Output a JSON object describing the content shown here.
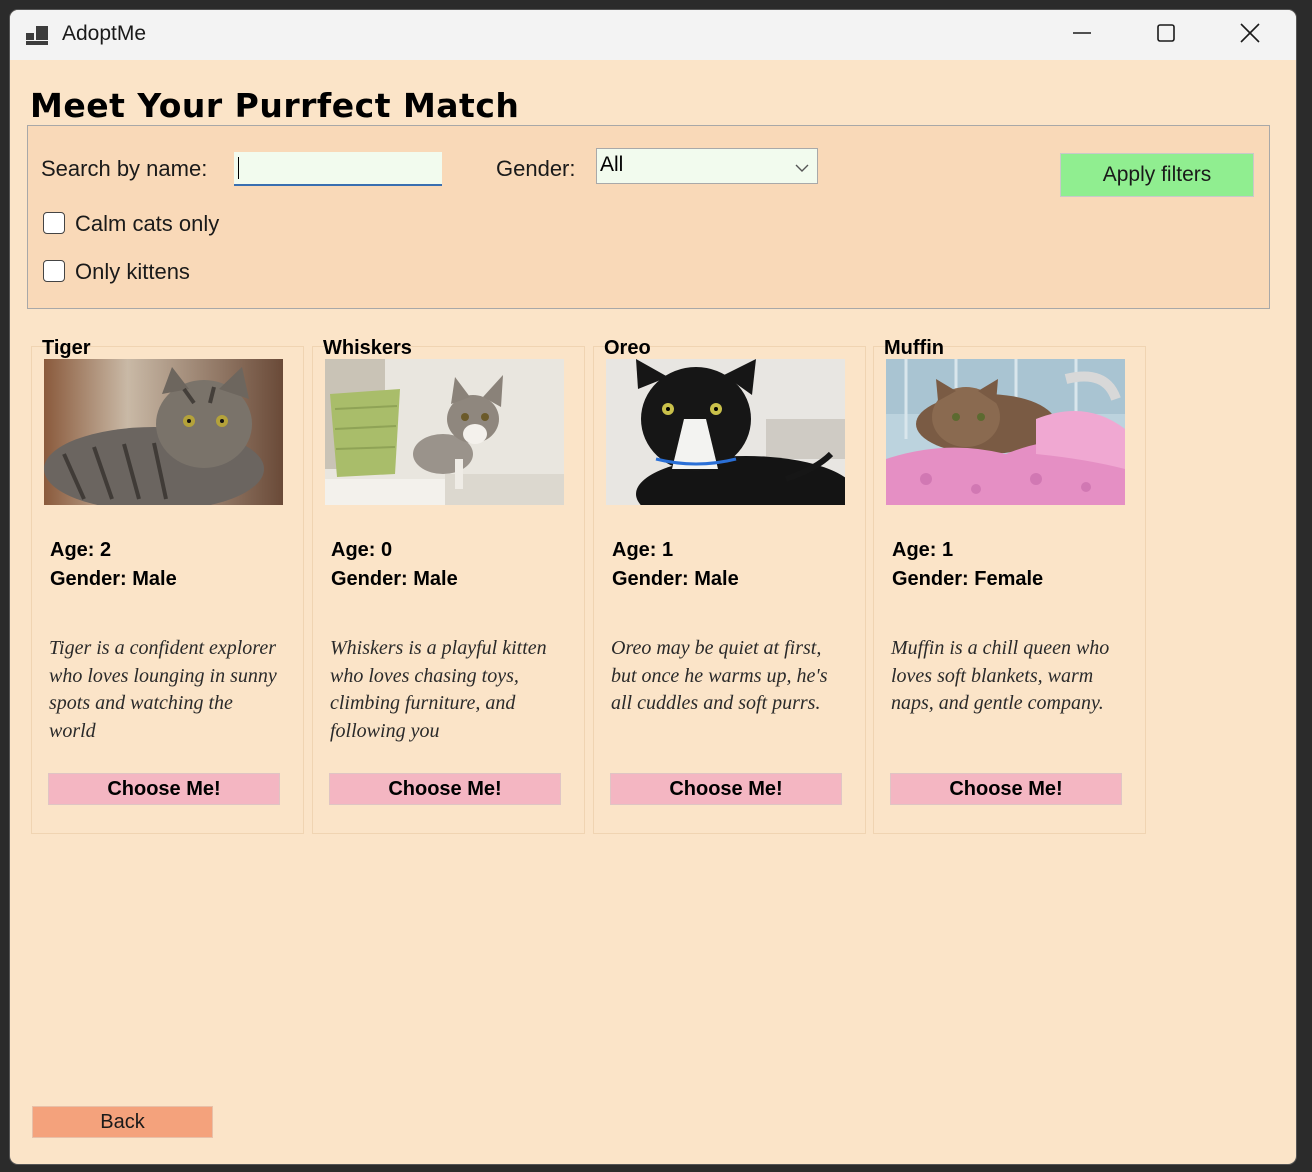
{
  "window": {
    "title": "AdoptMe"
  },
  "heading": "Meet Your Purrfect Match",
  "filters": {
    "search_label": "Search by name:",
    "search_value": "",
    "gender_label": "Gender:",
    "gender_value": "All",
    "apply_label": "Apply filters",
    "calm_label": "Calm cats only",
    "calm_checked": false,
    "kittens_label": "Only kittens",
    "kittens_checked": false
  },
  "cats": [
    {
      "name": "Tiger",
      "age": "Age: 2",
      "gender": "Gender: Male",
      "description": "Tiger is a confident explorer who loves lounging in sunny spots and watching the world",
      "button": "Choose Me!"
    },
    {
      "name": "Whiskers",
      "age": "Age: 0",
      "gender": "Gender: Male",
      "description": "Whiskers is a playful kitten who loves chasing toys, climbing furniture, and following you",
      "button": "Choose Me!"
    },
    {
      "name": "Oreo",
      "age": "Age: 1",
      "gender": "Gender: Male",
      "description": "Oreo may be quiet at first, but once he warms up, he's all cuddles and soft purrs.",
      "button": "Choose Me!"
    },
    {
      "name": "Muffin",
      "age": "Age: 1",
      "gender": "Gender: Female",
      "description": "Muffin is a chill queen who loves soft blankets, warm naps, and gentle company.",
      "button": "Choose Me!"
    }
  ],
  "back_label": "Back",
  "colors": {
    "background": "#fbe4c8",
    "filter_panel": "#f9d9b8",
    "apply_button": "#90ee90",
    "choose_button": "#f4b6c2",
    "back_button": "#f4a27c"
  },
  "icons": {
    "app": "app-window-icon",
    "minimize": "minimize-icon",
    "maximize": "maximize-icon",
    "close": "close-icon",
    "dropdown": "chevron-down-icon"
  }
}
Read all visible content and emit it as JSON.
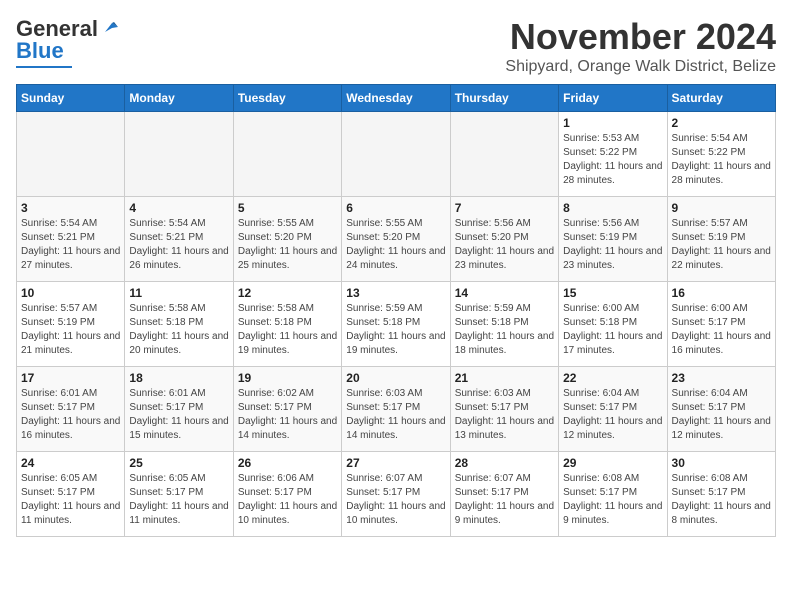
{
  "header": {
    "logo": {
      "line1": "General",
      "line2": "Blue"
    },
    "title": "November 2024",
    "location": "Shipyard, Orange Walk District, Belize"
  },
  "days_of_week": [
    "Sunday",
    "Monday",
    "Tuesday",
    "Wednesday",
    "Thursday",
    "Friday",
    "Saturday"
  ],
  "weeks": [
    [
      {
        "day": "",
        "info": ""
      },
      {
        "day": "",
        "info": ""
      },
      {
        "day": "",
        "info": ""
      },
      {
        "day": "",
        "info": ""
      },
      {
        "day": "",
        "info": ""
      },
      {
        "day": "1",
        "info": "Sunrise: 5:53 AM\nSunset: 5:22 PM\nDaylight: 11 hours and 28 minutes."
      },
      {
        "day": "2",
        "info": "Sunrise: 5:54 AM\nSunset: 5:22 PM\nDaylight: 11 hours and 28 minutes."
      }
    ],
    [
      {
        "day": "3",
        "info": "Sunrise: 5:54 AM\nSunset: 5:21 PM\nDaylight: 11 hours and 27 minutes."
      },
      {
        "day": "4",
        "info": "Sunrise: 5:54 AM\nSunset: 5:21 PM\nDaylight: 11 hours and 26 minutes."
      },
      {
        "day": "5",
        "info": "Sunrise: 5:55 AM\nSunset: 5:20 PM\nDaylight: 11 hours and 25 minutes."
      },
      {
        "day": "6",
        "info": "Sunrise: 5:55 AM\nSunset: 5:20 PM\nDaylight: 11 hours and 24 minutes."
      },
      {
        "day": "7",
        "info": "Sunrise: 5:56 AM\nSunset: 5:20 PM\nDaylight: 11 hours and 23 minutes."
      },
      {
        "day": "8",
        "info": "Sunrise: 5:56 AM\nSunset: 5:19 PM\nDaylight: 11 hours and 23 minutes."
      },
      {
        "day": "9",
        "info": "Sunrise: 5:57 AM\nSunset: 5:19 PM\nDaylight: 11 hours and 22 minutes."
      }
    ],
    [
      {
        "day": "10",
        "info": "Sunrise: 5:57 AM\nSunset: 5:19 PM\nDaylight: 11 hours and 21 minutes."
      },
      {
        "day": "11",
        "info": "Sunrise: 5:58 AM\nSunset: 5:18 PM\nDaylight: 11 hours and 20 minutes."
      },
      {
        "day": "12",
        "info": "Sunrise: 5:58 AM\nSunset: 5:18 PM\nDaylight: 11 hours and 19 minutes."
      },
      {
        "day": "13",
        "info": "Sunrise: 5:59 AM\nSunset: 5:18 PM\nDaylight: 11 hours and 19 minutes."
      },
      {
        "day": "14",
        "info": "Sunrise: 5:59 AM\nSunset: 5:18 PM\nDaylight: 11 hours and 18 minutes."
      },
      {
        "day": "15",
        "info": "Sunrise: 6:00 AM\nSunset: 5:18 PM\nDaylight: 11 hours and 17 minutes."
      },
      {
        "day": "16",
        "info": "Sunrise: 6:00 AM\nSunset: 5:17 PM\nDaylight: 11 hours and 16 minutes."
      }
    ],
    [
      {
        "day": "17",
        "info": "Sunrise: 6:01 AM\nSunset: 5:17 PM\nDaylight: 11 hours and 16 minutes."
      },
      {
        "day": "18",
        "info": "Sunrise: 6:01 AM\nSunset: 5:17 PM\nDaylight: 11 hours and 15 minutes."
      },
      {
        "day": "19",
        "info": "Sunrise: 6:02 AM\nSunset: 5:17 PM\nDaylight: 11 hours and 14 minutes."
      },
      {
        "day": "20",
        "info": "Sunrise: 6:03 AM\nSunset: 5:17 PM\nDaylight: 11 hours and 14 minutes."
      },
      {
        "day": "21",
        "info": "Sunrise: 6:03 AM\nSunset: 5:17 PM\nDaylight: 11 hours and 13 minutes."
      },
      {
        "day": "22",
        "info": "Sunrise: 6:04 AM\nSunset: 5:17 PM\nDaylight: 11 hours and 12 minutes."
      },
      {
        "day": "23",
        "info": "Sunrise: 6:04 AM\nSunset: 5:17 PM\nDaylight: 11 hours and 12 minutes."
      }
    ],
    [
      {
        "day": "24",
        "info": "Sunrise: 6:05 AM\nSunset: 5:17 PM\nDaylight: 11 hours and 11 minutes."
      },
      {
        "day": "25",
        "info": "Sunrise: 6:05 AM\nSunset: 5:17 PM\nDaylight: 11 hours and 11 minutes."
      },
      {
        "day": "26",
        "info": "Sunrise: 6:06 AM\nSunset: 5:17 PM\nDaylight: 11 hours and 10 minutes."
      },
      {
        "day": "27",
        "info": "Sunrise: 6:07 AM\nSunset: 5:17 PM\nDaylight: 11 hours and 10 minutes."
      },
      {
        "day": "28",
        "info": "Sunrise: 6:07 AM\nSunset: 5:17 PM\nDaylight: 11 hours and 9 minutes."
      },
      {
        "day": "29",
        "info": "Sunrise: 6:08 AM\nSunset: 5:17 PM\nDaylight: 11 hours and 9 minutes."
      },
      {
        "day": "30",
        "info": "Sunrise: 6:08 AM\nSunset: 5:17 PM\nDaylight: 11 hours and 8 minutes."
      }
    ]
  ]
}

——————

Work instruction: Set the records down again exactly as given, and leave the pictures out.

Output below:
Output a JSON object describing the content shown here.
{
  "window": {
    "title": "AdoptMe"
  },
  "heading": "Meet Your Purrfect Match",
  "filters": {
    "search_label": "Search by name:",
    "search_value": "",
    "gender_label": "Gender:",
    "gender_value": "All",
    "apply_label": "Apply filters",
    "calm_label": "Calm cats only",
    "calm_checked": false,
    "kittens_label": "Only kittens",
    "kittens_checked": false
  },
  "cats": [
    {
      "name": "Tiger",
      "age": "Age: 2",
      "gender": "Gender: Male",
      "description": "Tiger is a confident explorer who loves lounging in sunny spots and watching the world",
      "button": "Choose Me!"
    },
    {
      "name": "Whiskers",
      "age": "Age: 0",
      "gender": "Gender: Male",
      "description": "Whiskers is a playful kitten who loves chasing toys, climbing furniture, and following you",
      "button": "Choose Me!"
    },
    {
      "name": "Oreo",
      "age": "Age: 1",
      "gender": "Gender: Male",
      "description": "Oreo may be quiet at first, but once he warms up, he's all cuddles and soft purrs.",
      "button": "Choose Me!"
    },
    {
      "name": "Muffin",
      "age": "Age: 1",
      "gender": "Gender: Female",
      "description": "Muffin is a chill queen who loves soft blankets, warm naps, and gentle company.",
      "button": "Choose Me!"
    }
  ],
  "back_label": "Back",
  "colors": {
    "background": "#fbe4c8",
    "filter_panel": "#f9d9b8",
    "apply_button": "#90ee90",
    "choose_button": "#f4b6c2",
    "back_button": "#f4a27c"
  },
  "icons": {
    "app": "app-window-icon",
    "minimize": "minimize-icon",
    "maximize": "maximize-icon",
    "close": "close-icon",
    "dropdown": "chevron-down-icon"
  }
}
Read all visible content and emit it as JSON.
{
  "header": {
    "logo": {
      "line1": "General",
      "line2": "Blue"
    },
    "title": "November 2024",
    "location": "Shipyard, Orange Walk District, Belize"
  },
  "days_of_week": [
    "Sunday",
    "Monday",
    "Tuesday",
    "Wednesday",
    "Thursday",
    "Friday",
    "Saturday"
  ],
  "weeks": [
    [
      {
        "day": "",
        "info": ""
      },
      {
        "day": "",
        "info": ""
      },
      {
        "day": "",
        "info": ""
      },
      {
        "day": "",
        "info": ""
      },
      {
        "day": "",
        "info": ""
      },
      {
        "day": "1",
        "info": "Sunrise: 5:53 AM\nSunset: 5:22 PM\nDaylight: 11 hours and 28 minutes."
      },
      {
        "day": "2",
        "info": "Sunrise: 5:54 AM\nSunset: 5:22 PM\nDaylight: 11 hours and 28 minutes."
      }
    ],
    [
      {
        "day": "3",
        "info": "Sunrise: 5:54 AM\nSunset: 5:21 PM\nDaylight: 11 hours and 27 minutes."
      },
      {
        "day": "4",
        "info": "Sunrise: 5:54 AM\nSunset: 5:21 PM\nDaylight: 11 hours and 26 minutes."
      },
      {
        "day": "5",
        "info": "Sunrise: 5:55 AM\nSunset: 5:20 PM\nDaylight: 11 hours and 25 minutes."
      },
      {
        "day": "6",
        "info": "Sunrise: 5:55 AM\nSunset: 5:20 PM\nDaylight: 11 hours and 24 minutes."
      },
      {
        "day": "7",
        "info": "Sunrise: 5:56 AM\nSunset: 5:20 PM\nDaylight: 11 hours and 23 minutes."
      },
      {
        "day": "8",
        "info": "Sunrise: 5:56 AM\nSunset: 5:19 PM\nDaylight: 11 hours and 23 minutes."
      },
      {
        "day": "9",
        "info": "Sunrise: 5:57 AM\nSunset: 5:19 PM\nDaylight: 11 hours and 22 minutes."
      }
    ],
    [
      {
        "day": "10",
        "info": "Sunrise: 5:57 AM\nSunset: 5:19 PM\nDaylight: 11 hours and 21 minutes."
      },
      {
        "day": "11",
        "info": "Sunrise: 5:58 AM\nSunset: 5:18 PM\nDaylight: 11 hours and 20 minutes."
      },
      {
        "day": "12",
        "info": "Sunrise: 5:58 AM\nSunset: 5:18 PM\nDaylight: 11 hours and 19 minutes."
      },
      {
        "day": "13",
        "info": "Sunrise: 5:59 AM\nSunset: 5:18 PM\nDaylight: 11 hours and 19 minutes."
      },
      {
        "day": "14",
        "info": "Sunrise: 5:59 AM\nSunset: 5:18 PM\nDaylight: 11 hours and 18 minutes."
      },
      {
        "day": "15",
        "info": "Sunrise: 6:00 AM\nSunset: 5:18 PM\nDaylight: 11 hours and 17 minutes."
      },
      {
        "day": "16",
        "info": "Sunrise: 6:00 AM\nSunset: 5:17 PM\nDaylight: 11 hours and 16 minutes."
      }
    ],
    [
      {
        "day": "17",
        "info": "Sunrise: 6:01 AM\nSunset: 5:17 PM\nDaylight: 11 hours and 16 minutes."
      },
      {
        "day": "18",
        "info": "Sunrise: 6:01 AM\nSunset: 5:17 PM\nDaylight: 11 hours and 15 minutes."
      },
      {
        "day": "19",
        "info": "Sunrise: 6:02 AM\nSunset: 5:17 PM\nDaylight: 11 hours and 14 minutes."
      },
      {
        "day": "20",
        "info": "Sunrise: 6:03 AM\nSunset: 5:17 PM\nDaylight: 11 hours and 14 minutes."
      },
      {
        "day": "21",
        "info": "Sunrise: 6:03 AM\nSunset: 5:17 PM\nDaylight: 11 hours and 13 minutes."
      },
      {
        "day": "22",
        "info": "Sunrise: 6:04 AM\nSunset: 5:17 PM\nDaylight: 11 hours and 12 minutes."
      },
      {
        "day": "23",
        "info": "Sunrise: 6:04 AM\nSunset: 5:17 PM\nDaylight: 11 hours and 12 minutes."
      }
    ],
    [
      {
        "day": "24",
        "info": "Sunrise: 6:05 AM\nSunset: 5:17 PM\nDaylight: 11 hours and 11 minutes."
      },
      {
        "day": "25",
        "info": "Sunrise: 6:05 AM\nSunset: 5:17 PM\nDaylight: 11 hours and 11 minutes."
      },
      {
        "day": "26",
        "info": "Sunrise: 6:06 AM\nSunset: 5:17 PM\nDaylight: 11 hours and 10 minutes."
      },
      {
        "day": "27",
        "info": "Sunrise: 6:07 AM\nSunset: 5:17 PM\nDaylight: 11 hours and 10 minutes."
      },
      {
        "day": "28",
        "info": "Sunrise: 6:07 AM\nSunset: 5:17 PM\nDaylight: 11 hours and 9 minutes."
      },
      {
        "day": "29",
        "info": "Sunrise: 6:08 AM\nSunset: 5:17 PM\nDaylight: 11 hours and 9 minutes."
      },
      {
        "day": "30",
        "info": "Sunrise: 6:08 AM\nSunset: 5:17 PM\nDaylight: 11 hours and 8 minutes."
      }
    ]
  ]
}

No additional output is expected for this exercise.